Today we’re reposting a Homeschool Burnout article that was originally posted on October 10, 2019. At this point in the school year, parents are often feeling fatigued and are struggling to finish the school year. 

If you’ve been a home educator for any length of time, you know one thing—homeschool burnout is real! 

Believe me, I know. As a longtime homeschooler since 1993 and the former director of a homeschool enrichment academy, I talk with many parents about the issues that they encounter in homeschooling their children.

That’s why I wrote this blog post. Below, I’ll share the top five reasons homeschool parents experience burnout and what you can do to avoid fizzling out from all the stress.

1. Comparing your homeschool to someone else’s homeschool

Folks, comparing what you do to someone else in entirely different circumstances is hugely damaging to you and your family.

Some people school year-round.
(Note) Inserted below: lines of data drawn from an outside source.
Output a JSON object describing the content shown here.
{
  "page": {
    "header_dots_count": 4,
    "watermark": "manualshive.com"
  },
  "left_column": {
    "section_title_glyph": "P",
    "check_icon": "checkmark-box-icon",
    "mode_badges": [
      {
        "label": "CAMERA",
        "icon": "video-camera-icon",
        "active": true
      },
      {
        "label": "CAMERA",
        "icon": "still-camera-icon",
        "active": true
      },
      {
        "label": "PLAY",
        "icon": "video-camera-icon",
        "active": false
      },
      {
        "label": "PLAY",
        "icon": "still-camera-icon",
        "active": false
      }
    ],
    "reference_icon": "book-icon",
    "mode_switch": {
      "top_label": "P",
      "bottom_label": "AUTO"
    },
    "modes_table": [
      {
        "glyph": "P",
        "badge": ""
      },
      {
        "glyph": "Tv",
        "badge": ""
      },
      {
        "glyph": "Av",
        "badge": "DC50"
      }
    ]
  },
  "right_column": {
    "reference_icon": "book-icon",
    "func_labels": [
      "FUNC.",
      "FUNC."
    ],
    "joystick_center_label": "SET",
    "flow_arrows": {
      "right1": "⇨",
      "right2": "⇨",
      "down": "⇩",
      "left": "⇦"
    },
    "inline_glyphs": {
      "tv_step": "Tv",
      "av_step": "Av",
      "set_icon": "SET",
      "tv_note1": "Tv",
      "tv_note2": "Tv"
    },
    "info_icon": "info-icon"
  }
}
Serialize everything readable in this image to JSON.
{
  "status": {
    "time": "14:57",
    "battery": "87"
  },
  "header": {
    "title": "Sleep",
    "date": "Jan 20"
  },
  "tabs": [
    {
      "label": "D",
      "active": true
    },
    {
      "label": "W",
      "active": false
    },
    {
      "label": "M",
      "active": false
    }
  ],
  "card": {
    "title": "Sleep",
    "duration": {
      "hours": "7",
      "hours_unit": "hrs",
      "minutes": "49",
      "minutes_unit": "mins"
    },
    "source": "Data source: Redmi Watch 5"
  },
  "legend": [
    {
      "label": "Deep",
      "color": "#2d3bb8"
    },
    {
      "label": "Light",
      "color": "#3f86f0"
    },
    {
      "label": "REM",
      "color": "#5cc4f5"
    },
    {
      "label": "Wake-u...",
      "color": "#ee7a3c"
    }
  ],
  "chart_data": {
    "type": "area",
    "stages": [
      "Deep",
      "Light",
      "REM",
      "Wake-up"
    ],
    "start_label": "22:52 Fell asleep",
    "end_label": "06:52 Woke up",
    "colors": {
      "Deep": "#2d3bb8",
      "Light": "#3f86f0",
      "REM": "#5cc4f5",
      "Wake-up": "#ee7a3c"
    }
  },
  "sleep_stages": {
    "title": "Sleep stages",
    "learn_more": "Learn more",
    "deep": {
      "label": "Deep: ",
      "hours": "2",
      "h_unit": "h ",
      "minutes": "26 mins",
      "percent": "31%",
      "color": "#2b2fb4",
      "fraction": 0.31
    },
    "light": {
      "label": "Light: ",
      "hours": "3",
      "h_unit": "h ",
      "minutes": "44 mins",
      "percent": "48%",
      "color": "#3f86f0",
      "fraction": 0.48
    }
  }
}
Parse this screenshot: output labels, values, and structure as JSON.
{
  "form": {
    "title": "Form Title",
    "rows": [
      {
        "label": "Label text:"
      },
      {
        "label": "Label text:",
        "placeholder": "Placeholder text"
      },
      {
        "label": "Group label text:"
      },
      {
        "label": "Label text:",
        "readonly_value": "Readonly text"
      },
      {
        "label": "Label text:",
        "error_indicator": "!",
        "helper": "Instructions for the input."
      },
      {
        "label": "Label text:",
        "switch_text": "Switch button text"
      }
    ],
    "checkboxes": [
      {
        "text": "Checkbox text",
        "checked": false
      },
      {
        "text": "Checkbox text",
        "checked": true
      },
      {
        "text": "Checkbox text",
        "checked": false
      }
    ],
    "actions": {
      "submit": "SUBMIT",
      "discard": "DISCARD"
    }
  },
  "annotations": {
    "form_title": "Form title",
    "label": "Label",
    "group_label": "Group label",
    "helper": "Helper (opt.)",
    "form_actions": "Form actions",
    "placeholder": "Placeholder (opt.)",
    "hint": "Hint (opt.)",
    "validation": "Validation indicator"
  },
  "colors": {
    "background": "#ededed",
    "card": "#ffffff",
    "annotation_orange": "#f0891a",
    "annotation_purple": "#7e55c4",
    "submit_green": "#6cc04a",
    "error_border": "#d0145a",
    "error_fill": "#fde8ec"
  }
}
Some people school four days a week. Some people’s children have a propensity for languages and speak more than one. Some children struggle with English. Try to take inspiration and encouragement from what others are doing instead of using their accomplishments as a way to make yourself feel inadequate.

If you only take away one nugget from this blog post, let it be this—don’t compare what you’re doing to what others are doing!

2. Doing too much

One of the greatest benefits of homeschooling is the freedom to choose classes and activities for our children. I often see homeschoolers whose children are involved in so many activities that they’re rarely home, family life suffers, and the children and parents begin to experience burnout.

The younger the student, the fewer extracurricular activities he or she should be doing. A freshman will have a lot to do just getting used to the rigors that high school work demands. You will probably need to be more available to your child during this first year of high school. Scheduling too many activities will increase the pressure on both of you, which leads to burnout.

Older high school students also need to be helped not to have too full of a schedule. I had students at my academy who told me that they were exhausted because they worked, did sports, played an instrument, had rigorous honors and AP classes, and also were in Scouts or other youth civic organizations.

We all want our children to be well rounded and have a great education, but it’s important to find balance and make sure that every family member (you too, mom and dad!) has time to just be. has a great perspective on the value of boredom. 

Don’t underestimate the value of doing nothing. Everyone (even kids) needs a work-life balance.

3. Doing it all yourself

The homeschooling life is a full life. By choosing to homeschool, you took on another full-time job in addition to what you were already doing. It’s all too easy as a homeschooling parent to feel overwhelmed by your responsibilities.

Just remember this: You don’t have to do everything yourself.

Get your children involved in helping to make meals as well as to clean and maintain your home. Even young children can be taught to do real jobs that are a big help to the household. WebMD has great age-related chore recommendations. Get other adult family members to assist you with your homeschooling. Grandma and Grandpa (if they are supportive of homeschooling) can also be great resources.

4. Not having an end to your school day

One of my children taught me a valuable lesson early on in our homeschool when she asked me to spell a word for her one evening. I suggested that she get the dictionary and look up the word herself. She responded, “Can’t you just be my mom right now and spell the word for me?” 

At that moment, I decided that the school day would have an end, just as public and private schools do. While it’s true that we have teachable moments outside of our lesson plans, we also need to designate school hours. This is a help to us and our kids. 

Knowing that we have only so much time to complete work helps all of us to be better managers of our time. It also allows us to be a family after school is done for the day. Our kids need us as their parents as well as their educational facilitators.

5. Not making time for yourself

Making time for yourself as a home educator is crucial. You may think you don’t have time to exercise, go out to dinner with your spouse or partner, or go to that really cool monthly parent’s night out. But the truth is, those things are what give you the physical and mental energy you need to homeschool your child.

I neglected the physical care and upkeep of myself as a homeschool parent until 2009, when I woke up and realized that I needed to make my health a priority. I feel better today than I did twenty years ago. I wish I had made time to care for myself earlier.

If you haven’t made your physical, mental, and social wellbeing a priority, I encourage you to start immediately. You and your family will benefit immensely!

Wrapping up

So there you have it—the top five areas where we can experience burnout if we aren’t careful. As homeschool parents, we need to consciously create balance in our lives so that we have endurance for our whole homeschooling career and can make it all the way to the finish line of graduation for each student.